- GIVEN DATA
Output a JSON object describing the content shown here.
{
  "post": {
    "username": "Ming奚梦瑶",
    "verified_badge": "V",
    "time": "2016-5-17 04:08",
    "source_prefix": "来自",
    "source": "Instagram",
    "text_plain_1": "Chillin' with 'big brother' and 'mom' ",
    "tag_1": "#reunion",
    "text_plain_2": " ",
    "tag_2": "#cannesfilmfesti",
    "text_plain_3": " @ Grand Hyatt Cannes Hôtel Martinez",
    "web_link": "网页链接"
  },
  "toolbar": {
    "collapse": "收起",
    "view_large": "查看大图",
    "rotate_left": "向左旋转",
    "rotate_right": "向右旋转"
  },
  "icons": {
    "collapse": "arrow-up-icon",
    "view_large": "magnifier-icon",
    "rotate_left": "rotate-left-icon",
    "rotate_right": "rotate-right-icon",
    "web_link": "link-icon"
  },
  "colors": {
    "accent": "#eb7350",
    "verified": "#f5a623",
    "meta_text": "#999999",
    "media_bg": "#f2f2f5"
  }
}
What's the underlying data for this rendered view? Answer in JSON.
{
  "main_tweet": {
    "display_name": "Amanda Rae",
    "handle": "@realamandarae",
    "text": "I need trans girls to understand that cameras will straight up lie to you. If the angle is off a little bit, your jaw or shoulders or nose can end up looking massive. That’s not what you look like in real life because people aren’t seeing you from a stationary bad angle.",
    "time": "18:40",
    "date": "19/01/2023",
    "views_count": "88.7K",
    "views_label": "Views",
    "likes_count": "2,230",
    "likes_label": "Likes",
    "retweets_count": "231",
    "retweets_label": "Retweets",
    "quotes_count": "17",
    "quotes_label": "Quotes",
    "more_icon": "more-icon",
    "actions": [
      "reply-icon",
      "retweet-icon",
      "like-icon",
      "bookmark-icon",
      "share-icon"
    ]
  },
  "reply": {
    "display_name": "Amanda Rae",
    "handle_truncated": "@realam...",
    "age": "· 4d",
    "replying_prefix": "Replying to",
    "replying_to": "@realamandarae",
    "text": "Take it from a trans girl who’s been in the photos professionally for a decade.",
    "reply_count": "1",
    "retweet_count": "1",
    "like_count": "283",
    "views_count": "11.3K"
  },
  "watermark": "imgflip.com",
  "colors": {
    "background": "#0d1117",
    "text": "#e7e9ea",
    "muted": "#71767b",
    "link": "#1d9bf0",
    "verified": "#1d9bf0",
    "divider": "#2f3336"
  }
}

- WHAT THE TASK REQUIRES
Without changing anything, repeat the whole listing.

- TASK RESULT
Output a JSON object describing the content shown here.
{
  "post": {
    "username": "Ming奚梦瑶",
    "verified_badge": "V",
    "time": "2016-5-17 04:08",
    "source_prefix": "来自",
    "source": "Instagram",
    "text_plain_1": "Chillin' with 'big brother' and 'mom' ",
    "tag_1": "#reunion",
    "text_plain_2": " ",
    "tag_2": "#cannesfilmfesti",
    "text_plain_3": " @ Grand Hyatt Cannes Hôtel Martinez",
    "web_link": "网页链接"
  },
  "toolbar": {
    "collapse": "收起",
    "view_large": "查看大图",
    "rotate_left": "向左旋转",
    "rotate_right": "向右旋转"
  },
  "icons": {
    "collapse": "arrow-up-icon",
    "view_large": "magnifier-icon",
    "rotate_left": "rotate-left-icon",
    "rotate_right": "rotate-right-icon",
    "web_link": "link-icon"
  },
  "colors": {
    "accent": "#eb7350",
    "verified": "#f5a623",
    "meta_text": "#999999",
    "media_bg": "#f2f2f5"
  }
}
What's the underlying data for this rendered view? Answer in JSON.
{
  "main_tweet": {
    "display_name": "Amanda Rae",
    "handle": "@realamandarae",
    "text": "I need trans girls to understand that cameras will straight up lie to you. If the angle is off a little bit, your jaw or shoulders or nose can end up looking massive. That’s not what you look like in real life because people aren’t seeing you from a stationary bad angle.",
    "time": "18:40",
    "date": "19/01/2023",
    "views_count": "88.7K",
    "views_label": "Views",
    "likes_count": "2,230",
    "likes_label": "Likes",
    "retweets_count": "231",
    "retweets_label": "Retweets",
    "quotes_count": "17",
    "quotes_label": "Quotes",
    "more_icon": "more-icon",
    "actions": [
      "reply-icon",
      "retweet-icon",
      "like-icon",
      "bookmark-icon",
      "share-icon"
    ]
  },
  "reply": {
    "display_name": "Amanda Rae",
    "handle_truncated": "@realam...",
    "age": "· 4d",
    "replying_prefix": "Replying to",
    "replying_to": "@realamandarae",
    "text": "Take it from a trans girl who’s been in the photos professionally for a decade.",
    "reply_count": "1",
    "retweet_count": "1",
    "like_count": "283",
    "views_count": "11.3K"
  },
  "watermark": "imgflip.com",
  "colors": {
    "background": "#0d1117",
    "text": "#e7e9ea",
    "muted": "#71767b",
    "link": "#1d9bf0",
    "verified": "#1d9bf0",
    "divider": "#2f3336"
  }
}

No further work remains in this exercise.